What needs to be done =>
Each line of the listing should be reproduced exactly.

>>

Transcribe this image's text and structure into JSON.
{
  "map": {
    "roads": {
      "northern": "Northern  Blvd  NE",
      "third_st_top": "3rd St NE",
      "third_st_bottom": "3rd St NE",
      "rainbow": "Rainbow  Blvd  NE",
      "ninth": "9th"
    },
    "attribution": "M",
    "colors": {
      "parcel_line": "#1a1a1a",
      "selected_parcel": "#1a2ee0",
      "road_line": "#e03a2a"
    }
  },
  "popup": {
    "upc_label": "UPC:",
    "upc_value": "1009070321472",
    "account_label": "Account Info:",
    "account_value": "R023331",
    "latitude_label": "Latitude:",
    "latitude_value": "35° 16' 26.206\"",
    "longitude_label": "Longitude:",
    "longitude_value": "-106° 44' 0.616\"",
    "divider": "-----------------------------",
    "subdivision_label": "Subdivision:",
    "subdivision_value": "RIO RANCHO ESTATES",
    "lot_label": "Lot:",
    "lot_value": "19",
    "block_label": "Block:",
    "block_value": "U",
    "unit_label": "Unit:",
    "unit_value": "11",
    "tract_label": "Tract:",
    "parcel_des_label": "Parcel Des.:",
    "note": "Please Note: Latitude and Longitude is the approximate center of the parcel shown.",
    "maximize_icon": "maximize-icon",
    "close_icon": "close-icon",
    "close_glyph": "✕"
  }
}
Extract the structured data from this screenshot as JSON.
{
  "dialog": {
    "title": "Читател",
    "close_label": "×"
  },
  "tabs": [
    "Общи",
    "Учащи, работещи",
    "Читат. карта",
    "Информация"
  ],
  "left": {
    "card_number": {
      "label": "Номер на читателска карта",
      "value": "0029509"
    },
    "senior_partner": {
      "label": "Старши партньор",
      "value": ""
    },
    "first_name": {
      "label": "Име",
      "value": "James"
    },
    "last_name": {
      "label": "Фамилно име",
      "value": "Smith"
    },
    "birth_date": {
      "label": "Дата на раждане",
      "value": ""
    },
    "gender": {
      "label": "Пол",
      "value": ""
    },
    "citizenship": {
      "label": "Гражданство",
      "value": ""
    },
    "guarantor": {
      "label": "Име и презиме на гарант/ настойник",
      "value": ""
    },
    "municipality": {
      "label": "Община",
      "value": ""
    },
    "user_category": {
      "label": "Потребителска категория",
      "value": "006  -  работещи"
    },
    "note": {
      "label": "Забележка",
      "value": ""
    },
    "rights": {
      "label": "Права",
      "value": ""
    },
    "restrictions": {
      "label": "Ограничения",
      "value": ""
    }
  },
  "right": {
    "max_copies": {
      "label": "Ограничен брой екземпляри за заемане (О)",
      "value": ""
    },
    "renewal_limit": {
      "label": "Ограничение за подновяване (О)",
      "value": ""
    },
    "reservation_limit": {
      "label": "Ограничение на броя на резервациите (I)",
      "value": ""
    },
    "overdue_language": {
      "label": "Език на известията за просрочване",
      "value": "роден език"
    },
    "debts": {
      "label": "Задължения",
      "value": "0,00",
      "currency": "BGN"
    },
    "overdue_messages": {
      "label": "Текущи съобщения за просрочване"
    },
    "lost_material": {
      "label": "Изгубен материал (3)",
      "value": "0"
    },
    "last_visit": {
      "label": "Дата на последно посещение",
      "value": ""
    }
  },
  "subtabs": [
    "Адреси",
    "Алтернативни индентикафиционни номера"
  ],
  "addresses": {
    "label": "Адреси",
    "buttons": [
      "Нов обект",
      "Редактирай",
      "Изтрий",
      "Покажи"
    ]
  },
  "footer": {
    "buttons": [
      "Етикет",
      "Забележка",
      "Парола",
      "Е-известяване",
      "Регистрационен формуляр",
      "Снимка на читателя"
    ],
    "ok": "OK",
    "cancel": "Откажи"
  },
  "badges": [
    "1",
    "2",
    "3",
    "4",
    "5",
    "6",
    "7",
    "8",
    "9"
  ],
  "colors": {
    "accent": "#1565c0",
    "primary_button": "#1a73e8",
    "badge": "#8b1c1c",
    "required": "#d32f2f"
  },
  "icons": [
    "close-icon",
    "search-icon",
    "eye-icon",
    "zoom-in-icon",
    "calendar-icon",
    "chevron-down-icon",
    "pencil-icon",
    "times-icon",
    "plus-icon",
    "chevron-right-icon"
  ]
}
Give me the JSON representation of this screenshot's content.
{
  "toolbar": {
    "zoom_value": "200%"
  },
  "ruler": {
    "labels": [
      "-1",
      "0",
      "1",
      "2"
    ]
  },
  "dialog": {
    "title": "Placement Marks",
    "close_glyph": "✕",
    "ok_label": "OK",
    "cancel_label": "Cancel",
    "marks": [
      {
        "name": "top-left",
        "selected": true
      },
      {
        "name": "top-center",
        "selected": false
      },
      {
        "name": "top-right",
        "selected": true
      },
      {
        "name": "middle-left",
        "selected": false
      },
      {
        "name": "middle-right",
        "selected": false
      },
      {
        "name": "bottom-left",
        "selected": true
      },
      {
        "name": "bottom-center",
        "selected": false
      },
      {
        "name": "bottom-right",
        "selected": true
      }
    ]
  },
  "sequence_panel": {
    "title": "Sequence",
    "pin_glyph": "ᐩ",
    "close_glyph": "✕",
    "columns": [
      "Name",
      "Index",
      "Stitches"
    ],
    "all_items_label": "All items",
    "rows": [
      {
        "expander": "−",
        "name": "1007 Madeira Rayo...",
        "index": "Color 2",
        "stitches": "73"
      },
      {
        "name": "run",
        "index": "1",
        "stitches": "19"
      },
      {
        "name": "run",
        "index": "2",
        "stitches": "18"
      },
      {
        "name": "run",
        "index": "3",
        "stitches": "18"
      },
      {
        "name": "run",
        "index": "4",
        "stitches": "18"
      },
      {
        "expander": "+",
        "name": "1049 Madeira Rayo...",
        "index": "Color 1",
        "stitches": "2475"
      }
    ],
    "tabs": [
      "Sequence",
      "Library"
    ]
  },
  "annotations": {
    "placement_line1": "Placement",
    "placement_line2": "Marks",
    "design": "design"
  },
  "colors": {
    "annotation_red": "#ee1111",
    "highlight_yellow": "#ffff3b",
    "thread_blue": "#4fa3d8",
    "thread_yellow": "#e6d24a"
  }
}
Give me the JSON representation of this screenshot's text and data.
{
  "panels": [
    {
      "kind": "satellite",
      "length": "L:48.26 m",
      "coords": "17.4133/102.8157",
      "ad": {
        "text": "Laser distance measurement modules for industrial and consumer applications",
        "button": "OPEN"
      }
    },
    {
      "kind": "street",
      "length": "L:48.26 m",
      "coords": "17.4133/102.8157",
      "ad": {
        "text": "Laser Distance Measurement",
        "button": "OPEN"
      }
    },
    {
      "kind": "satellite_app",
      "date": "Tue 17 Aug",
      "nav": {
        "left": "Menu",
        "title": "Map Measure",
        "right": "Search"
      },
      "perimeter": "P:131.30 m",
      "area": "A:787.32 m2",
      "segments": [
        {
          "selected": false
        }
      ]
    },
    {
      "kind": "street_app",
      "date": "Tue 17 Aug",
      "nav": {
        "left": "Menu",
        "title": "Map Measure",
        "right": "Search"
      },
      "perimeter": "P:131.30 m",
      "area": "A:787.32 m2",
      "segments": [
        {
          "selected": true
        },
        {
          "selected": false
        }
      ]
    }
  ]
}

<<

Response =>
Transcribe this image's text and structure into JSON.
{
  "map": {
    "roads": {
      "northern": "Northern  Blvd  NE",
      "third_st_top": "3rd St NE",
      "third_st_bottom": "3rd St NE",
      "rainbow": "Rainbow  Blvd  NE",
      "ninth": "9th"
    },
    "attribution": "M",
    "colors": {
      "parcel_line": "#1a1a1a",
      "selected_parcel": "#1a2ee0",
      "road_line": "#e03a2a"
    }
  },
  "popup": {
    "upc_label": "UPC:",
    "upc_value": "1009070321472",
    "account_label": "Account Info:",
    "account_value": "R023331",
    "latitude_label": "Latitude:",
    "latitude_value": "35° 16' 26.206\"",
    "longitude_label": "Longitude:",
    "longitude_value": "-106° 44' 0.616\"",
    "divider": "-----------------------------",
    "subdivision_label": "Subdivision:",
    "subdivision_value": "RIO RANCHO ESTATES",
    "lot_label": "Lot:",
    "lot_value": "19",
    "block_label": "Block:",
    "block_value": "U",
    "unit_label": "Unit:",
    "unit_value": "11",
    "tract_label": "Tract:",
    "parcel_des_label": "Parcel Des.:",
    "note": "Please Note: Latitude and Longitude is the approximate center of the parcel shown.",
    "maximize_icon": "maximize-icon",
    "close_icon": "close-icon",
    "close_glyph": "✕"
  }
}
Extract the structured data from this screenshot as JSON.
{
  "dialog": {
    "title": "Читател",
    "close_label": "×"
  },
  "tabs": [
    "Общи",
    "Учащи, работещи",
    "Читат. карта",
    "Информация"
  ],
  "left": {
    "card_number": {
      "label": "Номер на читателска карта",
      "value": "0029509"
    },
    "senior_partner": {
      "label": "Старши партньор",
      "value": ""
    },
    "first_name": {
      "label": "Име",
      "value": "James"
    },
    "last_name": {
      "label": "Фамилно име",
      "value": "Smith"
    },
    "birth_date": {
      "label": "Дата на раждане",
      "value": ""
    },
    "gender": {
      "label": "Пол",
      "value": ""
    },
    "citizenship": {
      "label": "Гражданство",
      "value": ""
    },
    "guarantor": {
      "label": "Име и презиме на гарант/ настойник",
      "value": ""
    },
    "municipality": {
      "label": "Община",
      "value": ""
    },
    "user_category": {
      "label": "Потребителска категория",
      "value": "006  -  работещи"
    },
    "note": {
      "label": "Забележка",
      "value": ""
    },
    "rights": {
      "label": "Права",
      "value": ""
    },
    "restrictions": {
      "label": "Ограничения",
      "value": ""
    }
  },
  "right": {
    "max_copies": {
      "label": "Ограничен брой екземпляри за заемане (О)",
      "value": ""
    },
    "renewal_limit": {
      "label": "Ограничение за подновяване (О)",
      "value": ""
    },
    "reservation_limit": {
      "label": "Ограничение на броя на резервациите (I)",
      "value": ""
    },
    "overdue_language": {
      "label": "Език на известията за просрочване",
      "value": "роден език"
    },
    "debts": {
      "label": "Задължения",
      "value": "0,00",
      "currency": "BGN"
    },
    "overdue_messages": {
      "label": "Текущи съобщения за просрочване"
    },
    "lost_material": {
      "label": "Изгубен материал (3)",
      "value": "0"
    },
    "last_visit": {
      "label": "Дата на последно посещение",
      "value": ""
    }
  },
  "subtabs": [
    "Адреси",
    "Алтернативни индентикафиционни номера"
  ],
  "addresses": {
    "label": "Адреси",
    "buttons": [
      "Нов обект",
      "Редактирай",
      "Изтрий",
      "Покажи"
    ]
  },
  "footer": {
    "buttons": [
      "Етикет",
      "Забележка",
      "Парола",
      "Е-известяване",
      "Регистрационен формуляр",
      "Снимка на читателя"
    ],
    "ok": "OK",
    "cancel": "Откажи"
  },
  "badges": [
    "1",
    "2",
    "3",
    "4",
    "5",
    "6",
    "7",
    "8",
    "9"
  ],
  "colors": {
    "accent": "#1565c0",
    "primary_button": "#1a73e8",
    "badge": "#8b1c1c",
    "required": "#d32f2f"
  },
  "icons": [
    "close-icon",
    "search-icon",
    "eye-icon",
    "zoom-in-icon",
    "calendar-icon",
    "chevron-down-icon",
    "pencil-icon",
    "times-icon",
    "plus-icon",
    "chevron-right-icon"
  ]
}
Give me the JSON representation of this screenshot's content.
{
  "toolbar": {
    "zoom_value": "200%"
  },
  "ruler": {
    "labels": [
      "-1",
      "0",
      "1",
      "2"
    ]
  },
  "dialog": {
    "title": "Placement Marks",
    "close_glyph": "✕",
    "ok_label": "OK",
    "cancel_label": "Cancel",
    "marks": [
      {
        "name": "top-left",
        "selected": true
      },
      {
        "name": "top-center",
        "selected": false
      },
      {
        "name": "top-right",
        "selected": true
      },
      {
        "name": "middle-left",
        "selected": false
      },
      {
        "name": "middle-right",
        "selected": false
      },
      {
        "name": "bottom-left",
        "selected": true
      },
      {
        "name": "bottom-center",
        "selected": false
      },
      {
        "name": "bottom-right",
        "selected": true
      }
    ]
  },
  "sequence_panel": {
    "title": "Sequence",
    "pin_glyph": "ᐩ",
    "close_glyph": "✕",
    "columns": [
      "Name",
      "Index",
      "Stitches"
    ],
    "all_items_label": "All items",
    "rows": [
      {
        "expander": "−",
        "name": "1007 Madeira Rayo...",
        "index": "Color 2",
        "stitches": "73"
      },
      {
        "name": "run",
        "index": "1",
        "stitches": "19"
      },
      {
        "name": "run",
        "index": "2",
        "stitches": "18"
      },
      {
        "name": "run",
        "index": "3",
        "stitches": "18"
      },
      {
        "name": "run",
        "index": "4",
        "stitches": "18"
      },
      {
        "expander": "+",
        "name": "1049 Madeira Rayo...",
        "index": "Color 1",
        "stitches": "2475"
      }
    ],
    "tabs": [
      "Sequence",
      "Library"
    ]
  },
  "annotations": {
    "placement_line1": "Placement",
    "placement_line2": "Marks",
    "design": "design"
  },
  "colors": {
    "annotation_red": "#ee1111",
    "highlight_yellow": "#ffff3b",
    "thread_blue": "#4fa3d8",
    "thread_yellow": "#e6d24a"
  }
}
Give me the JSON representation of this screenshot's text and data.
{
  "panels": [
    {
      "kind": "satellite",
      "length": "L:48.26 m",
      "coords": "17.4133/102.8157",
      "ad": {
        "text": "Laser distance measurement modules for industrial and consumer applications",
        "button": "OPEN"
      }
    },
    {
      "kind": "street",
      "length": "L:48.26 m",
      "coords": "17.4133/102.8157",
      "ad": {
        "text": "Laser Distance Measurement",
        "button": "OPEN"
      }
    },
    {
      "kind": "satellite_app",
      "date": "Tue 17 Aug",
      "nav": {
        "left": "Menu",
        "title": "Map Measure",
        "right": "Search"
      },
      "perimeter": "P:131.30 m",
      "area": "A:787.32 m2",
      "segments": [
        {
          "selected": false
        }
      ]
    },
    {
      "kind": "street_app",
      "date": "Tue 17 Aug",
      "nav": {
        "left": "Menu",
        "title": "Map Measure",
        "right": "Search"
      },
      "perimeter": "P:131.30 m",
      "area": "A:787.32 m2",
      "segments": [
        {
          "selected": true
        },
        {
          "selected": false
        }
      ]
    }
  ]
}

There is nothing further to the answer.